An expert on radar, Capezutto knew that the acquisition schedule was daunting. The FAA wanted avionics standards completed in four years and the ground network finished in seven, moves that would give industry confidence in the programme and the ability to begin using the system well in advance of the 2020 mandate. When it came to installing radar, he knew that the legacy FAA acquisition process could take four years just to get the land for one site.
The answer was a service-based specification and contract with phased segments. The FAA issued a contract to ITT (now L3) to deploy and operate the ADS- B ground network through 2025 via an 18-year service contract. Capezzuto calls the change ‘massive’ compared to how the FAA typically handled such large contracts – by re-competing every five years.
Once the FAA had completed the ground infrastructure in 2014, the focus turned to getting aircraft operators to equip. With less than six years to go to the mandate, then Administrator Michael Huerta issued a ‘call to action’ to query industry on barriers to equipping. That activity led to the establishment of the government and industry Equip 2020 team that addressed technical, policy and educational barriers. The collaboration spurred the avionics industry to make more products, which in turn drove prices down.
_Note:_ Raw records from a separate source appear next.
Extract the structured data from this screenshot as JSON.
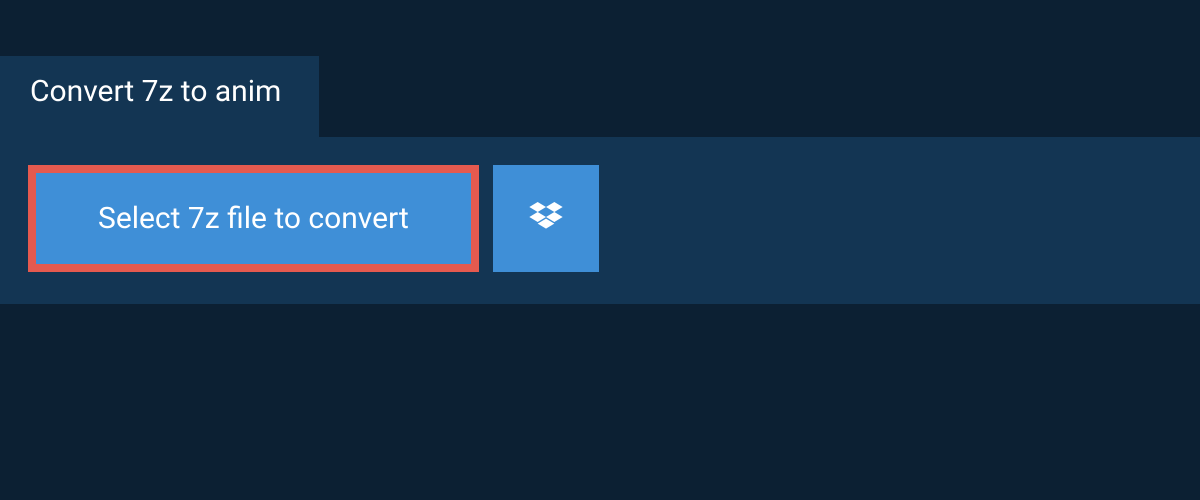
{
  "header": {
    "title": "Convert 7z to anim"
  },
  "upload": {
    "select_label": "Select 7z file to convert"
  }
}
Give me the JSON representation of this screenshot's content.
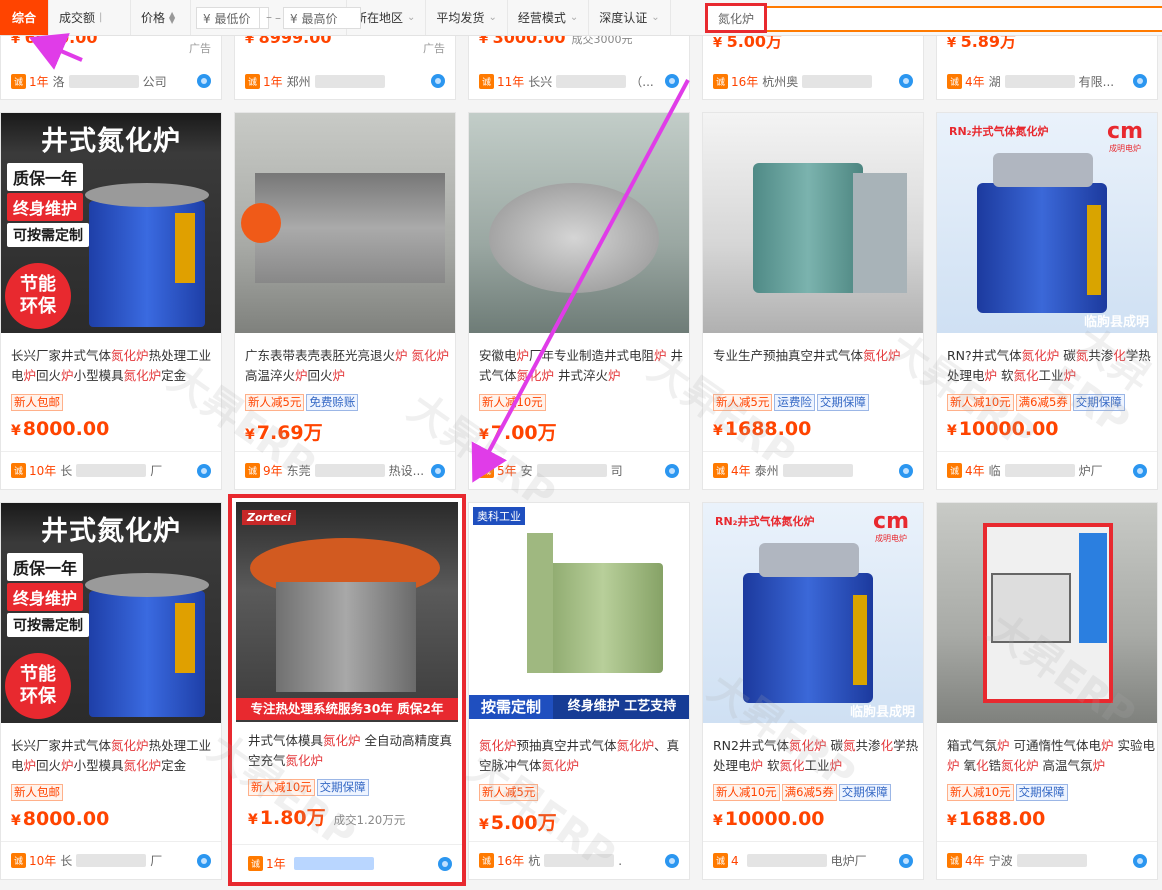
{
  "toolbar": {
    "sort_default": "综合",
    "sort_volume": "成交额",
    "sort_price": "价格",
    "price_min_placeholder": "¥ 最低价",
    "price_sep": "–",
    "price_max_placeholder": "¥ 最高价",
    "filter_location": "所在地区",
    "filter_shipping": "平均发货",
    "filter_business": "经营模式",
    "filter_verify": "深度认证",
    "search_keyword": "氮化炉"
  },
  "top_row": [
    {
      "price": "6900.00",
      "ad": "广告",
      "years": "1年",
      "seller": "洛",
      "seller_end": "公司"
    },
    {
      "price": "8999.00",
      "ad": "广告",
      "years": "1年",
      "seller": "郑州",
      "seller_end": ""
    },
    {
      "price": "3000.00",
      "sold": "成交3000元",
      "years": "11年",
      "seller": "长兴",
      "seller_end": "（..."
    },
    {
      "price": "5.00万",
      "years": "16年",
      "seller": "杭州奥",
      "seller_end": ""
    },
    {
      "price": "5.89万",
      "years": "4年",
      "seller": "湖",
      "seller_end": "有限..."
    }
  ],
  "rows": [
    [
      {
        "title": "长兴厂家井式气体氮化炉热处理工业电炉回火炉小型模具氮化炉定金",
        "tags": [
          {
            "t": "新人包邮",
            "c": "red"
          }
        ],
        "price": "8000.00",
        "sold": "",
        "years": "10年",
        "seller": "长",
        "seller_end": "厂",
        "img": {
          "title": "井式氮化炉",
          "l1": "质保一年",
          "l2": "终身维护",
          "l3": "可按需定制",
          "circle": "节能环保"
        }
      },
      {
        "title": "广东表带表壳表胚光亮退火炉 氮化炉高温淬火炉回火炉",
        "tags": [
          {
            "t": "新人减5元",
            "c": "red"
          },
          {
            "t": "免费赊账",
            "c": "blue"
          }
        ],
        "price": "7.69万",
        "sold": "",
        "years": "9年",
        "seller": "东莞",
        "seller_end": "热设..."
      },
      {
        "title": "安徽电炉厂年专业制造井式电阻炉 井式气体氮化炉 井式淬火炉",
        "tags": [
          {
            "t": "新人减10元",
            "c": "red"
          }
        ],
        "price": "7.00万",
        "sold": "",
        "years": "5年",
        "seller": "安",
        "seller_end": "司"
      },
      {
        "title": "专业生产预抽真空井式气体氮化炉",
        "tags": [
          {
            "t": "新人减5元",
            "c": "red"
          },
          {
            "t": "运费险",
            "c": "blue"
          },
          {
            "t": "交期保障",
            "c": "blue"
          }
        ],
        "price": "1688.00",
        "sold": "",
        "years": "4年",
        "seller": "泰州",
        "seller_end": ""
      },
      {
        "title": "RN?井式气体氮化炉 碳氮共渗化学热处理电炉 软氮化工业炉",
        "tags": [
          {
            "t": "新人减10元",
            "c": "red"
          },
          {
            "t": "满6减5券",
            "c": "red"
          },
          {
            "t": "交期保障",
            "c": "blue"
          }
        ],
        "price": "10000.00",
        "sold": "",
        "years": "4年",
        "seller": "临",
        "seller_end": "炉厂",
        "img": {
          "caption": "RN₂井式气体氮化炉",
          "logo": "cm",
          "logo_sub": "成明电炉",
          "bottom": "临朐县成明"
        }
      }
    ],
    [
      {
        "title": "长兴厂家井式气体氮化炉热处理工业电炉回火炉小型模具氮化炉定金",
        "tags": [
          {
            "t": "新人包邮",
            "c": "red"
          }
        ],
        "price": "8000.00",
        "sold": "",
        "years": "10年",
        "seller": "长",
        "seller_end": "厂",
        "img": {
          "title": "井式氮化炉",
          "l1": "质保一年",
          "l2": "终身维护",
          "l3": "可按需定制",
          "circle": "节能环保"
        }
      },
      {
        "title": "井式气体模具氮化炉 全自动高精度真空充气氮化炉",
        "tags": [
          {
            "t": "新人减10元",
            "c": "red"
          },
          {
            "t": "交期保障",
            "c": "blue"
          }
        ],
        "price": "1.80万",
        "sold": "成交1.20万元",
        "years": "1年",
        "seller": "",
        "seller_end": "",
        "img": {
          "brand": "Zorteci",
          "banner": "专注热处理系统服务30年  质保2年"
        }
      },
      {
        "title": "氮化炉预抽真空井式气体氮化炉、真空脉冲气体氮化炉",
        "tags": [
          {
            "t": "新人减5元",
            "c": "red"
          }
        ],
        "price": "5.00万",
        "sold": "",
        "years": "16年",
        "seller": "杭",
        "seller_end": ".",
        "img": {
          "corner": "奥科工业",
          "b1": "按需定制",
          "b2": "终身维护 工艺支持"
        }
      },
      {
        "title": "RN2井式气体氮化炉 碳氮共渗化学热处理电炉 软氮化工业炉",
        "tags": [
          {
            "t": "新人减10元",
            "c": "red"
          },
          {
            "t": "满6减5券",
            "c": "red"
          },
          {
            "t": "交期保障",
            "c": "blue"
          }
        ],
        "price": "10000.00",
        "sold": "",
        "years": "4",
        "seller": "",
        "seller_end": "电炉厂",
        "img": {
          "caption": "RN₂井式气体氮化炉",
          "logo": "cm",
          "logo_sub": "成明电炉",
          "bottom": "临朐县成明"
        }
      },
      {
        "title": "箱式气氛炉 可通惰性气体电炉 实验电炉 氧化锆氮化炉 高温气氛炉",
        "tags": [
          {
            "t": "新人减10元",
            "c": "red"
          },
          {
            "t": "交期保障",
            "c": "blue"
          }
        ],
        "price": "1688.00",
        "sold": "",
        "years": "4年",
        "seller": "宁波",
        "seller_end": ""
      }
    ]
  ],
  "watermark": "大昇ERP",
  "colors": {
    "accent": "#ff4400",
    "highlight_box": "#e8292f",
    "annotation_arrow": "#e03ce8"
  }
}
Part of getting operators to purchase the avionics were the advanced capabilities that they would be able to access after equipping. Included in additional benefits were ADS-B In applications for which the FAA had developed, or was working on, avionics standards, through RTCA in collaboration with EUROCAE. These were the applications that airlines could implement to gain operational efficiencies and enhanced situational awareness.
Included in the 2007 ADS-B baseline were visual acquisition, visual separation on approach, basic surface traffic display, cockpit display of traffic information to assist in visual separation (CAVS), merging and spacing and a general aviation traffic alerting application. Later, the FAA funded the development of In-Trail Procedures standards, an application that is now being used in daily operations in US oceanic airspace by equipped airlines, including Hawaiian Airlines. The FAA continues to develop avionics standards for additional ADS-B-In applications through RTCA in collaboration with EUROCAE.
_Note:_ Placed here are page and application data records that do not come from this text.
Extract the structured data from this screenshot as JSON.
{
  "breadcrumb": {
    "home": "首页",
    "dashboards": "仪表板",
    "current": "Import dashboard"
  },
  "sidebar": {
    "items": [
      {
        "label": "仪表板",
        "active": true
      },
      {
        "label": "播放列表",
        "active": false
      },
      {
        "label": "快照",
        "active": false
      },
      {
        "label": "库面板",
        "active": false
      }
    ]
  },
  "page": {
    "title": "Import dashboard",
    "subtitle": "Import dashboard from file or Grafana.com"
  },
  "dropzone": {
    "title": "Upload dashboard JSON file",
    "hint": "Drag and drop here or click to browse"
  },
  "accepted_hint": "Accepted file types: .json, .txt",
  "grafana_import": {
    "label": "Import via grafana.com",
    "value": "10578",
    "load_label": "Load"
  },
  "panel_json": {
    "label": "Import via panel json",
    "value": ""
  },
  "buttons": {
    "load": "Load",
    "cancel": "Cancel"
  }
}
Today, most members of that top management from the original ADS-B programme has moved on, but their achievement remains a hallmark for an agency that needed a development and deployment win, and puts it on solid footing for the future.
“ADS-B is a key NextGen enabling technology that provides the foundation for a brand new National Airspace System,” says Dan Hicok, the FAA’s acting director of surveillance services. “2020 isn’t the end, it’s actually just the beginning.”